This is a follow-up post of sorts. If you want to catch up, read my previous post on "eating what makes you feel good" here

SO, now that you are on board with the idea of eating what makes you FEEL good, what does that really mean? 
How the heck to you do it??? Couple points to ponder:

-Eating what makes your body feel good DOESN'T always mean it's what you like the most, or what tastes the best... But it doesn't not mean that either. If that sounds like double talk, it is. There is no black and white. It is chock full of shades of grey. Get used to it.

-You WILL go through a period of time where you are not sure what feels good and what is simply habit or indulgence. You will get frustrated that you don't get clear signals confirming or denying a particular food. This is normal. Just enjoy eating. Once you open your mind to this idea it is hard NOT to think about it after a while. 
Keeping a simple food journal can really help. 
Click here for a free printable version.

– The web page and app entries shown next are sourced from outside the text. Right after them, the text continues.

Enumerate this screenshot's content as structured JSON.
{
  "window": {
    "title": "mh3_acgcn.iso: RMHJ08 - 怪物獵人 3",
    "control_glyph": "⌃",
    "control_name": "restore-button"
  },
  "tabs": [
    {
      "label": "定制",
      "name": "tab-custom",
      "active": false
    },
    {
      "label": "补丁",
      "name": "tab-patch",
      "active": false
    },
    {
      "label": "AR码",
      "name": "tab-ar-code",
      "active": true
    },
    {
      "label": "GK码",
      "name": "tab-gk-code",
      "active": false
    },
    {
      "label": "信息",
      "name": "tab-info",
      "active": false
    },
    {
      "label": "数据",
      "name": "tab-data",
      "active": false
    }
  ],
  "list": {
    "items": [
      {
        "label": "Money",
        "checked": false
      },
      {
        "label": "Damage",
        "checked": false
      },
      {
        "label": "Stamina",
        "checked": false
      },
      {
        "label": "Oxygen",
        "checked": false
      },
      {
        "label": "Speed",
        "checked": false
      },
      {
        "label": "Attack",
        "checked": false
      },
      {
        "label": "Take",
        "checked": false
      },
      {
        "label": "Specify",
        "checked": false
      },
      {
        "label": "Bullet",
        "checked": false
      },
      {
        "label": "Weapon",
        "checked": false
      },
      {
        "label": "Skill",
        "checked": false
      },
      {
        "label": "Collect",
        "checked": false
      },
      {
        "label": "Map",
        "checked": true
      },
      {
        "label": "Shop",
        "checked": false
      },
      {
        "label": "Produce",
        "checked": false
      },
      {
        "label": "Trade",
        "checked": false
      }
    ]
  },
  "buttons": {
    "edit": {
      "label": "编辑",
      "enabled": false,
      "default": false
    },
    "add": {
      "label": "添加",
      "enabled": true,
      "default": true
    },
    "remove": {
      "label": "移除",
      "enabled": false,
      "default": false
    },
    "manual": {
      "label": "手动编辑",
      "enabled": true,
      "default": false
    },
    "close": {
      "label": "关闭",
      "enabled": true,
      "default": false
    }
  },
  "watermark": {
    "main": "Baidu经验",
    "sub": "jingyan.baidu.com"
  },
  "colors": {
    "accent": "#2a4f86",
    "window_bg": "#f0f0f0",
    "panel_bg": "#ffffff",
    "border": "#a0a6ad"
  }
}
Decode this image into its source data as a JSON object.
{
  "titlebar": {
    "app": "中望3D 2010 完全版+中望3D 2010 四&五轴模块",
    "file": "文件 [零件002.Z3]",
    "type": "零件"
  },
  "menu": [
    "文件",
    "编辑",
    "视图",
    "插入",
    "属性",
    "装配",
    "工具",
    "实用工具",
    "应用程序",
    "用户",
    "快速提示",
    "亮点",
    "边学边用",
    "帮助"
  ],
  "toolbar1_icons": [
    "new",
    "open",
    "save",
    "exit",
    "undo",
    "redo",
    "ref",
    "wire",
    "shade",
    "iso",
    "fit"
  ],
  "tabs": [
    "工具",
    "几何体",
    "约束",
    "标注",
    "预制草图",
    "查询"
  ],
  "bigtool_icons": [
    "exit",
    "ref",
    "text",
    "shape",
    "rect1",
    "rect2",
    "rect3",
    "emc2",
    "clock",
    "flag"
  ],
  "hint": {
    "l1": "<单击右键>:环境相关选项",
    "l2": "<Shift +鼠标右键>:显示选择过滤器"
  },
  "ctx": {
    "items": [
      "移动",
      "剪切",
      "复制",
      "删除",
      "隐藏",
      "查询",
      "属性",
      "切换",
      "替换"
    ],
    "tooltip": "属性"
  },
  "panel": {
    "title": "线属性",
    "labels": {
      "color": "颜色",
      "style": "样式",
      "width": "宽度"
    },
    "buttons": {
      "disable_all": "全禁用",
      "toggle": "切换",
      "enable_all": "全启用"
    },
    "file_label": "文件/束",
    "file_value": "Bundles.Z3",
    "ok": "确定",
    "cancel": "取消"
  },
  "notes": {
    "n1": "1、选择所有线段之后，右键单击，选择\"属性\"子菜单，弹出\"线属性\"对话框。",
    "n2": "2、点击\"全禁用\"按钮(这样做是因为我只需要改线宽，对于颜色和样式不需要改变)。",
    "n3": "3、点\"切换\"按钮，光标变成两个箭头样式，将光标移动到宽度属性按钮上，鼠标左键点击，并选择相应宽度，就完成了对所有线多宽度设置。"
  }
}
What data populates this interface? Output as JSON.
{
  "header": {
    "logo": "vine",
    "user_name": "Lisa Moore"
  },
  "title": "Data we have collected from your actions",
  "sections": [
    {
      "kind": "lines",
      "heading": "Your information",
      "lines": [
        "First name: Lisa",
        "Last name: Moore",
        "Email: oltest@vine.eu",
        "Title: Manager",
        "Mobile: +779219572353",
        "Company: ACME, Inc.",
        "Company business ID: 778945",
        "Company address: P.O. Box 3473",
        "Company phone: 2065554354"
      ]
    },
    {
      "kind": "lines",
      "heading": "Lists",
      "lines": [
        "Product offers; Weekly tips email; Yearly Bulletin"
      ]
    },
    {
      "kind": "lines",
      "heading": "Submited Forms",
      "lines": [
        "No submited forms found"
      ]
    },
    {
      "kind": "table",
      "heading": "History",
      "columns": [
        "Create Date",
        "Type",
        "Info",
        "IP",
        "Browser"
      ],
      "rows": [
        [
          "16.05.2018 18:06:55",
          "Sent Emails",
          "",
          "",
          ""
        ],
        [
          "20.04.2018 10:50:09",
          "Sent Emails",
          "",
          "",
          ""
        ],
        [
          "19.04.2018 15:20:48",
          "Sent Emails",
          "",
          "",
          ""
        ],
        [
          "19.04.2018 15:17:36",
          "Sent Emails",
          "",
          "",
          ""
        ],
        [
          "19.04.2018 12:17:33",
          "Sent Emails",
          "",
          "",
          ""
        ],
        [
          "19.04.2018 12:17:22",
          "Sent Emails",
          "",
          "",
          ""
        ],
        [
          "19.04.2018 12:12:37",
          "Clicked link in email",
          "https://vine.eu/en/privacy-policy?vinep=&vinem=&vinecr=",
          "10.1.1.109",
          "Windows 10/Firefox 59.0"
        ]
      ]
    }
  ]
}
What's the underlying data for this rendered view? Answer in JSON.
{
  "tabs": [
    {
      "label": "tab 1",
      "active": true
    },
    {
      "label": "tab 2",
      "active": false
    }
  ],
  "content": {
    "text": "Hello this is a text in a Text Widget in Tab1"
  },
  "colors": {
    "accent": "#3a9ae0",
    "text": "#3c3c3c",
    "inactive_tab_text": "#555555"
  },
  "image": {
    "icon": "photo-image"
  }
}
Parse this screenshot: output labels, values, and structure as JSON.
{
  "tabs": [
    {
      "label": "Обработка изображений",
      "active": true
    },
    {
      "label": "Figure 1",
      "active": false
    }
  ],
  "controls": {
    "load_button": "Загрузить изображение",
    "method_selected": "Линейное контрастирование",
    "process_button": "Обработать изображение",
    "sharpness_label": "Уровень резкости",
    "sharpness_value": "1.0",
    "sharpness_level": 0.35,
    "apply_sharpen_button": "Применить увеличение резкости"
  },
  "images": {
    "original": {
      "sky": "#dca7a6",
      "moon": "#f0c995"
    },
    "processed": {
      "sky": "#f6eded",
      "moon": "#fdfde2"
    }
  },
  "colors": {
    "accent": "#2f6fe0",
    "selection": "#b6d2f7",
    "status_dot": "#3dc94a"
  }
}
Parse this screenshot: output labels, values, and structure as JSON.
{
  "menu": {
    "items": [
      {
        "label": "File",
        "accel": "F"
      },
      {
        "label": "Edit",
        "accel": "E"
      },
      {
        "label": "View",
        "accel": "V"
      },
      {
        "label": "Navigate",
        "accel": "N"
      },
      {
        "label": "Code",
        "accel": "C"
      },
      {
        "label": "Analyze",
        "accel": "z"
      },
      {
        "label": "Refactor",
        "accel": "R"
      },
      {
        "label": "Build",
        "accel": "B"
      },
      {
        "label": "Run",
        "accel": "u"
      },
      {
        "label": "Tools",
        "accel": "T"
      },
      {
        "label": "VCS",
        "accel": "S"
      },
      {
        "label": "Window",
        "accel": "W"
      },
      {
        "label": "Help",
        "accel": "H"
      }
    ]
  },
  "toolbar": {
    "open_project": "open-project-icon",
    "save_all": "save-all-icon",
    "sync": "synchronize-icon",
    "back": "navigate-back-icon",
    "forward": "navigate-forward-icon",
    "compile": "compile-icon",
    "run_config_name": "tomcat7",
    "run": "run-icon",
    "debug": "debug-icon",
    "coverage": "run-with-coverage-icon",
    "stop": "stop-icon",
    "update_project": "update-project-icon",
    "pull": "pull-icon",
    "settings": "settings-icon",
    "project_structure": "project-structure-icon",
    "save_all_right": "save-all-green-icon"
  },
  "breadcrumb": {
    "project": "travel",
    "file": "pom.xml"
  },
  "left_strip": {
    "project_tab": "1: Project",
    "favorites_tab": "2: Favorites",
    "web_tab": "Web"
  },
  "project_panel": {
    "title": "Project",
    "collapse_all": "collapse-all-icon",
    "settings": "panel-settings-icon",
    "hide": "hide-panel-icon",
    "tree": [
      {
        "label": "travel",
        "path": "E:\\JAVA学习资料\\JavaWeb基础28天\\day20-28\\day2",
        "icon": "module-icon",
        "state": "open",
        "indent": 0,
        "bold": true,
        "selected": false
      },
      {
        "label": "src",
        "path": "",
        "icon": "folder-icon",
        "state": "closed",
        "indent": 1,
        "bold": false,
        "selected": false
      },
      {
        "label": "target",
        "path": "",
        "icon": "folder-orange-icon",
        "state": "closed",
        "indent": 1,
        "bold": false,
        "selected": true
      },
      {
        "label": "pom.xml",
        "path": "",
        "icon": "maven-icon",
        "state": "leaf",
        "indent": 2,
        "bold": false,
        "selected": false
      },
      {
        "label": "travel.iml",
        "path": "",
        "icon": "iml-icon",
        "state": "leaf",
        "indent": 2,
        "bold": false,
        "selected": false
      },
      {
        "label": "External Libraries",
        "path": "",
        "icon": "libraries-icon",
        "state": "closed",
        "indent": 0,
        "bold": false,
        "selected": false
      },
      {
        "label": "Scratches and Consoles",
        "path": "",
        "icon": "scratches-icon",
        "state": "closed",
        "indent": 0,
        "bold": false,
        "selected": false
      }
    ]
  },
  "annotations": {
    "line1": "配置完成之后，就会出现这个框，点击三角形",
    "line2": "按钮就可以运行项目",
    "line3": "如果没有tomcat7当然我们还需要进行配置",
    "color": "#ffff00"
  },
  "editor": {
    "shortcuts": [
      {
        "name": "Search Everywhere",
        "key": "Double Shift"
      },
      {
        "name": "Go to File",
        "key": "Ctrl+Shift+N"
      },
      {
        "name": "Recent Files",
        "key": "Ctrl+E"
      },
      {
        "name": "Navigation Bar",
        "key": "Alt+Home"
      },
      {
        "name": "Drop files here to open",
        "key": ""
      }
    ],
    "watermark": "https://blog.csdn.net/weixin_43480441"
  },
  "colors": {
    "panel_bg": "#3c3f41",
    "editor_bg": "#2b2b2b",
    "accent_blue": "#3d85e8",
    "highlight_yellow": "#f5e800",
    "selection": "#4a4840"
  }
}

- Most importantly, there is a world of food scientists, marketing agencies, and BILLIONS of dollars trying to override the 
very quiet voice inside of your body and mind. It's the processed food industry. They want your money, your loyalty, and your taste buds. They will literally do anything it takes to get it. Really.



THE DECK IS STACKED AGAINST YOU.
You aren't crazy, it's really hard.
There is a reason we like junk food, processed foods, baked goods, chips, french fries, fast food, candy, and bottled sodas and juices. They are made to crave. That's why we buy them. Most intelligent, well-meaning adults and parents would NOT buy these items if they used their rational and unbiased brains. Of COURSE they aren't nourishing and wholesome. Of COURSE they are full of chemicals and added sugars and weird psuedo-fats. So why do we do it (and I include myself here!). 
Because processed foods taste so damn good.


And let's get clear on the types of foods I am referring to here. This is not just about Cheetos* and M&M's**, although they are arguably two of the most notorious and popular junk items on the market, it's actually more about the seemingly innocent and "healthy" options you have in your cabinets right now.

The biggest "offenders" in my opinion are as follows: breakfast cereals, yogurts, crackers, fruit snacks, sports drinks, and granola bars. These are the items masquerading as healthy, and lulling consumers into blissful ignorance of the amount of sugar (and not much else) that they contain.

(A quick word on sugar. I am planning on doing more posts dedicated entirely to this topic, but as a quick reminder: A bit of sugar is not bad. We are biologically designed to love it and seek it out. It's the added, hidden, sugars that us health folks are referring to as "the problem".)


 ADDED sugars are the problem in addition to the amount of money that goes 
into distracting you from it. You are smarter than they are!!

What does this mean for you, right now? It just means be aware. Yes, whole, real foods that are prepared at home will always win the "health contest". But that is not reality. I get it. Just be aware of what is being sold to you. Read labels. Trust your gut. Try new things! I teach elementary school kids nutrition lessons and we talk a lot about being "food detectives". Adults, catch up. Just become aware of the game that is being played by the food industry and grocery stores. 

As you are trying to "eat what makes you feel good" tune into the ways that packaged foods affect your mood, energy, and cravings. Talk about it with your family and friends. Think twice before buying what you always do. Become your own science and marketing experiment. 


* For an in-depth article detailing the incredible work that has gone into designing the 
PERFECT Cheetos, read here. 
**M&M's sales: 406 million in 2015. That's just M&M's.. 

I just watched a documentary on Netflix, Sugar Coated, and it aligned so well with this post, I had to share. Check it out and please leave your thoughts in the comments below. 
(Note: I watch a lot of documentaries about food, health, and wellness. Yes, some have agendas, but doesn't mean they aren't still eye-opening and full of good insights. Take everything you read and watch with a grain of salt... even this!)